The only way that schools can monitor equity – at a minimum ensuring that historically underserved populations are getting a quality education and progressing towards graduation – is when the Performance-Based Learning system can be put fully into place. Without it, personalization can quickly slip into the new realm of inequity – different and not equally valuable to learning. The question that D51 will be taking on after they have designed and implemented the P-BL system is what a system of personalized learning looks like where students get the support they need, the coaching and opportunities to take responsibility for their learning, and the confidence that the same expectations of mastery are being held for every student.
Emphasis on Structure of Teaching and Learning
If I was to map out the journey most districts have taken on the path to P-BL, I would create the Swamp of Unpacking and Revising the Standards and Competencies, where many districts get stuck and lose their way. The precious time of educators that is spent revising the wording of the competencies, standards, and rubrics could be used to test them out and to open the door to the much richer conversation of calibrating the understanding of proficiency, instructional strategies, and assessment literacy.
D51 is not spending a lot of time worrying about the design or texture of the competency framework. They’ve adopted the Colorado Academic Standards as the academic core to be complemented by an integrated framework of Social & Emotional Learning and Habits of Mind (this is important to remember: when you read Social & Emotional Learning, it includes the Habits as well). There is a team thinking through the structure for the rubrics that can then be developed to begin the process of calibrating proficiency across the district and empower students. Leigh Grasso, Director of Academic Achievement & Growth, explained, “We knew it was important to not only build rubrics but to make sure that effective instructional practices were being used in the classrooms. This is why defining the instructional practices in the Teaching and Learning Framework is so important.”
D51 is putting a lot of creative resources toward co-designing the Teaching and Learning Framework with representation from both demonstration and non-demonstration K-12 sites, and it is now being vetted by teachers across the district. This Framework essentially describes the system and how it will work. In some ways, it is the map of the P-BL system and will help to identify all the points of alignment that are needed. It’s the tool that will spark conversations about when and how students are assessed for their learning and when and how students are able to advance upon mastery even into higher grade levels.
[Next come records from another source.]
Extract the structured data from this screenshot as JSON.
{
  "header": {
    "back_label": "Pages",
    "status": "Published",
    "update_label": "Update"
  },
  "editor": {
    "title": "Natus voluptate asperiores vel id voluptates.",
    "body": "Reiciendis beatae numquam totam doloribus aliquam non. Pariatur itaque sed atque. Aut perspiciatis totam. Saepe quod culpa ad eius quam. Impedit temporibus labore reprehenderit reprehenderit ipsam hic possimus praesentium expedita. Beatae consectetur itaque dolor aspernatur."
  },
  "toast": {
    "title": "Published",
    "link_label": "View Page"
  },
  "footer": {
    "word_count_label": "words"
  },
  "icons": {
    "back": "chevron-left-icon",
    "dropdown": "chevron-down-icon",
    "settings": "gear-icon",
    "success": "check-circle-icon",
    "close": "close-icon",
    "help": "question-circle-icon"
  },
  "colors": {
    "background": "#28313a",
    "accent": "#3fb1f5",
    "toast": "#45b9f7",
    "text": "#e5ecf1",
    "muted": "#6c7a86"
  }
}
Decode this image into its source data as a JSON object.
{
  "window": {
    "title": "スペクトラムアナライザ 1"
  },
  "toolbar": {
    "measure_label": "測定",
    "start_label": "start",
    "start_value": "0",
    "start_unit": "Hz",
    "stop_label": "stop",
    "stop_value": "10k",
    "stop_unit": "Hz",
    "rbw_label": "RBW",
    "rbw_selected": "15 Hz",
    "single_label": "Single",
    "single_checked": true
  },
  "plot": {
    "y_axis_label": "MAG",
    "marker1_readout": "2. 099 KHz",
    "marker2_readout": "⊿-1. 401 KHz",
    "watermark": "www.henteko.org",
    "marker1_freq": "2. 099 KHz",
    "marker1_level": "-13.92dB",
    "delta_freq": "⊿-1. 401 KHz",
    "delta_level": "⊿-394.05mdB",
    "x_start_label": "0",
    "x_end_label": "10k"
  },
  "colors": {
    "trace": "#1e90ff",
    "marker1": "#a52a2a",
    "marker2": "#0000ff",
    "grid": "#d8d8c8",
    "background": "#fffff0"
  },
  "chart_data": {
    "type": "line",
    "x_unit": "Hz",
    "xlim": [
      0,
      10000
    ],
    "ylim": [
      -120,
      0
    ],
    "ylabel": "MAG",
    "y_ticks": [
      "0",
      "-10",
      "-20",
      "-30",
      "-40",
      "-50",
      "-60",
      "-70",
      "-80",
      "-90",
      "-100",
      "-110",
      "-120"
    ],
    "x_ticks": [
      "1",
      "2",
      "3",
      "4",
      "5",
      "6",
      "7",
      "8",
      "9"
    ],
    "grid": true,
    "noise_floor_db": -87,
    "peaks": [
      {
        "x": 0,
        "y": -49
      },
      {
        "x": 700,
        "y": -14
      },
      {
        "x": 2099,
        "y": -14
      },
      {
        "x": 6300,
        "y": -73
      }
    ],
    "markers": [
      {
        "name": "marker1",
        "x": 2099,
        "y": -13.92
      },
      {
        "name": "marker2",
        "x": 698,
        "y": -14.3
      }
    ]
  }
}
Stay tuned – when this document is complete, it will be helpful to every district making the move to competency education.
Read the Entire Series:
Post #2 – Building Consensus for Change at D51
Post #4 – Holacracy: Organizing for Change at D51